WHILE politicians and environmentalists are on a collision course over plans to build a coal gasification plant at Hastings, Kawasaki Heavy Industries is already building a test vessel to carry liquefied hydrogen.
The ship now being developed by the Japanese company is designed to carry 2500 cubic metres of the gas which will be produced with brown coal from the Latrobe Valley.
Because of hydrogen’s high evaporation rate the ship will have a double shell to provide vacuum insulation.
Kawasaki says it will have the Liquefied hydrogen transportation pioneering test vessel ready by 2020, the same year the state government says a brown coal to hydrogen test plant will be operating in the Latrobe Valley.
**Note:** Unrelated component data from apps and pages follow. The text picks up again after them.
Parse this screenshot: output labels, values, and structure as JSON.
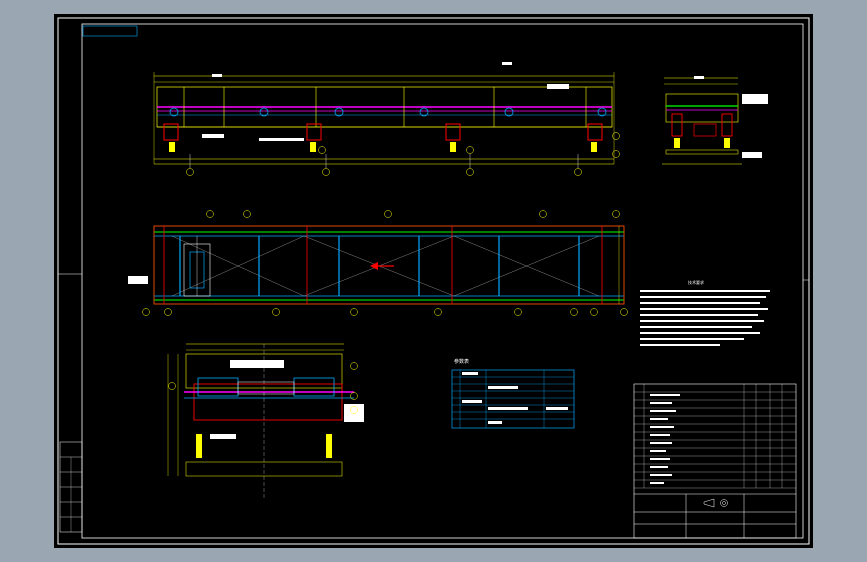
{
  "drawing": {
    "background_color": "#000000",
    "border_color": "#ffffff",
    "line_colors": {
      "dimension": "#ffff00",
      "steel": "#ff00ff",
      "frame": "#00ff00",
      "support": "#ff0000",
      "roller": "#00aaff",
      "centerline": "#ffffff"
    }
  },
  "views": {
    "side_view": {
      "section_marker": "A"
    },
    "end_view": {
      "section_marker": "A-A"
    },
    "plan_view": {
      "flow_direction": "left"
    },
    "section_view": {
      "section_marker": "B-B"
    }
  },
  "technical_requirements": {
    "title": "技术要求"
  },
  "table": {
    "title": "参数表"
  },
  "title_block": {
    "scale_icon": "projection-symbol-icon"
  }
}
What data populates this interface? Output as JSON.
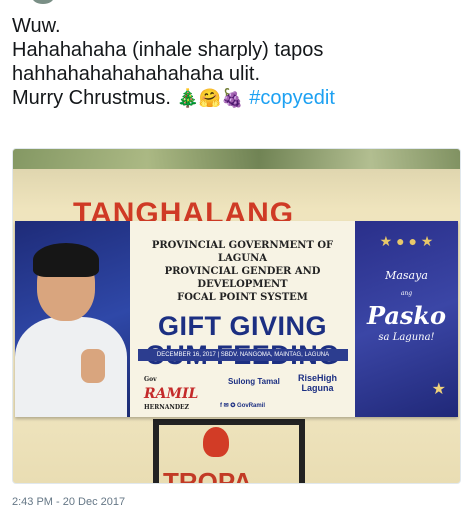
{
  "tweet": {
    "lines": [
      "Wuw.",
      "Hahahahaha (inhale sharply) tapos",
      "hahhahahahahahahaha ulit.",
      "Murry Chrustmus."
    ],
    "emojis": [
      "🎄",
      "🤗",
      "🍇"
    ],
    "hashtag": "#copyedit",
    "timestamp": "2:43 PM - 20 Dec 2017"
  },
  "media": {
    "wall_sign_top": "TANGHALANG",
    "wall_sign_bottom": "TROPA",
    "banner": {
      "org_lines": [
        "PROVINCIAL GOVERNMENT OF LAGUNA",
        "PROVINCIAL GENDER AND DEVELOPMENT",
        "FOCAL POINT SYSTEM"
      ],
      "event_lines": [
        "GIFT GIVING",
        "CUM FEEDING"
      ],
      "date_line": "DECEMBER 16, 2017 | SBDV. NANGOMA, MAINTAG, LAGUNA",
      "logo1_top": "Gov",
      "logo1_main": "RAMIL",
      "logo1_sub": "HERNANDEZ",
      "logo2": "Sulong Tamal",
      "logo3_top": "RiseHigh",
      "logo3_bottom": "Laguna",
      "social": "f ✉ ✪ GovRamil",
      "greeting_1": "Masaya",
      "greeting_2": "ang",
      "greeting_3": "Pasko",
      "greeting_4": "sa Laguna!"
    }
  },
  "colors": {
    "hashtag": "#1da1f2",
    "banner_blue": "#1c2f82",
    "sign_red": "#cf3a25"
  }
}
Hastings MP Neale Burgess says the Kawasaki supply chain could eventually see “long coal trains or a coal slurry pipe bringing huge amounts of coal to Hastings, building of a huge coal gasification plant at Hastings and the produced hydrogen being shipped through Western Port”.
Mr Burgess’s opposition to the plant being built at Hastings or anywhere else in Western Port contrasts with that of his federal Liberal colleague Greg Hunt who has only said he is opposed to Crib Point being “reindustrialised”.
Mr Hunt has said he is opposed to the Port of Hastings becoming “a coal port”, but Kawasaki wants to export hydrogen, not coal.
Kawasaki is already planning a much larger ship to carry hydrogen if its test vessel is a success.
Without setting completion date, the company says it aims to build a ship capable of carrying 160,000 cubic metres of liquefied hydrogen.
Seen as heralding “the dawn of a new era … when hydrogen comes into wide use in society, hydrogen produced overseas at a low cost will need to be transported in large amounts”, the company’s website states. Environmentalists argue that processing the brown coal in Victoria means “our local community will bear the brunt of the climate and human health damaging emissions, while Japan enjoys the clean hydrogen fuel”. “As far as I can ascertain, there has been no public consultation about Hastings and Western Port being the unlucky recipient of an industry – or at the very least the likely shipping hub – for a fuel responsible for some of the most horrendous incidents on the planet and loss of human life. Are we mad?” Jenny Warfe of the Blue Wedges environment group said.